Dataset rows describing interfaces
◇ ◇ ◇ ◇ ◇ ◇ ◇
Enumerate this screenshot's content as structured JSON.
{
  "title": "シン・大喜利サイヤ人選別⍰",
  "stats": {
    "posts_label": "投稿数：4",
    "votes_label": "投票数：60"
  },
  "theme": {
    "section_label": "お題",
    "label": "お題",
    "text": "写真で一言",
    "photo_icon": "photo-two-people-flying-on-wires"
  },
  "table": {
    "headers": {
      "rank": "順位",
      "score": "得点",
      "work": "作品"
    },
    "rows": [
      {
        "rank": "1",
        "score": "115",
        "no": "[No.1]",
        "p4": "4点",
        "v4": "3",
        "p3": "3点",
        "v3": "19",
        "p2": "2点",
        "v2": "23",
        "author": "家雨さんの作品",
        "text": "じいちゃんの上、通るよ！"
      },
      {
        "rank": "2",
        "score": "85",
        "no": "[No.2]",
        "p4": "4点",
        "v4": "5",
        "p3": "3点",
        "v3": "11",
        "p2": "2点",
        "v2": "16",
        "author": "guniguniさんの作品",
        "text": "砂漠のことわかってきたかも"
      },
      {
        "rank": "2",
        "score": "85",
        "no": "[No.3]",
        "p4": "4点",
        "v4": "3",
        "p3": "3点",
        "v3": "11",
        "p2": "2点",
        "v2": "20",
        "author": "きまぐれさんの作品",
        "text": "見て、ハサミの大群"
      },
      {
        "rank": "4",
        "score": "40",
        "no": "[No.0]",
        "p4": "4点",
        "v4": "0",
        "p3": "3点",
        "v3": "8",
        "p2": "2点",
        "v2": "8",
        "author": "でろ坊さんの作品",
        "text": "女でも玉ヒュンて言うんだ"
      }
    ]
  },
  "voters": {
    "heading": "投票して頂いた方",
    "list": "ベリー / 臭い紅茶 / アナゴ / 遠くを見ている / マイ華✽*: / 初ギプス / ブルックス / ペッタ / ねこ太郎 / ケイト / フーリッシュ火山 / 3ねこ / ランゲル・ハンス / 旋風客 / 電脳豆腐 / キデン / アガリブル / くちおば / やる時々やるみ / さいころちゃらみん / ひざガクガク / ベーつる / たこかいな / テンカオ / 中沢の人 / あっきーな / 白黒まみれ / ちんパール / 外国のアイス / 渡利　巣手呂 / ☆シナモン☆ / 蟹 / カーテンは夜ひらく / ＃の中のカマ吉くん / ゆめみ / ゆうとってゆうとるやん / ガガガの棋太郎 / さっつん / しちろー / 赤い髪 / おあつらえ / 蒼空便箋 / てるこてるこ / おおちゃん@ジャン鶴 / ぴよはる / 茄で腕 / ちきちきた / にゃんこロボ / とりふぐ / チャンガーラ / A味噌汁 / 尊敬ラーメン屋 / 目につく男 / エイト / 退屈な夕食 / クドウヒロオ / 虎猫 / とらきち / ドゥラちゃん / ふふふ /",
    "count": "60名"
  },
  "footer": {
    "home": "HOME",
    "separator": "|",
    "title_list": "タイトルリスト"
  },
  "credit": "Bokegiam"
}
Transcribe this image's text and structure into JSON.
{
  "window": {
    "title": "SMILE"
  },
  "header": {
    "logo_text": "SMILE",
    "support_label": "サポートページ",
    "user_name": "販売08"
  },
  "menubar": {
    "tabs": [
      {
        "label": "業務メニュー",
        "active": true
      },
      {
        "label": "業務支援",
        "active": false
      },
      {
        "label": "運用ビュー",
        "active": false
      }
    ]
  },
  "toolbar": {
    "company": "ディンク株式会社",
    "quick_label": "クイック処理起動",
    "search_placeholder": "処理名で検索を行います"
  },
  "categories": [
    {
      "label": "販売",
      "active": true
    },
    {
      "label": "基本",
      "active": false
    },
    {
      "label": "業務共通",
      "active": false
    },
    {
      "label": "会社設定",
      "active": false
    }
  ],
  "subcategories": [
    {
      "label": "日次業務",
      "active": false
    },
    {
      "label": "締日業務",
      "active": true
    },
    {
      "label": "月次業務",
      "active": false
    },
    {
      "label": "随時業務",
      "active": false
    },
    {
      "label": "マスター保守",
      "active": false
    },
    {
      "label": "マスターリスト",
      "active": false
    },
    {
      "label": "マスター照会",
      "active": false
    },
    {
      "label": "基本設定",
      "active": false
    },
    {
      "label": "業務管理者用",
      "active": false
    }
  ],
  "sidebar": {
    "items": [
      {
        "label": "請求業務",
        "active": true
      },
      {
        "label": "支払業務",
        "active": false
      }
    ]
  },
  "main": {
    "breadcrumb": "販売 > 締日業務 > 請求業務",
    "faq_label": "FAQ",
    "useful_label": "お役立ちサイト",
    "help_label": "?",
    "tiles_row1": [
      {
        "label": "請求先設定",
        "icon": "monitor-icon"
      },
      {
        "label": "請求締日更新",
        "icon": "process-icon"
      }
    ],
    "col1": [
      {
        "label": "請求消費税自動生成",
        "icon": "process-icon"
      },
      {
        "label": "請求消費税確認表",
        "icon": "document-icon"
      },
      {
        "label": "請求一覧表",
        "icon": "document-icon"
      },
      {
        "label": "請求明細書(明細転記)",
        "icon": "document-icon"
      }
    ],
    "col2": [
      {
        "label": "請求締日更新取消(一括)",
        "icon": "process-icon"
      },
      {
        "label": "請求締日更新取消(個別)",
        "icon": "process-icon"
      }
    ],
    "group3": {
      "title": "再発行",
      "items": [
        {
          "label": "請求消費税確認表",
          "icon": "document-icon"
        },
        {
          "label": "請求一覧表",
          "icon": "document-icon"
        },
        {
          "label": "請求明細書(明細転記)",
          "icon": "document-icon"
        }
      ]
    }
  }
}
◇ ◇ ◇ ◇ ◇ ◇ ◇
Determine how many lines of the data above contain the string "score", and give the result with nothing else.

5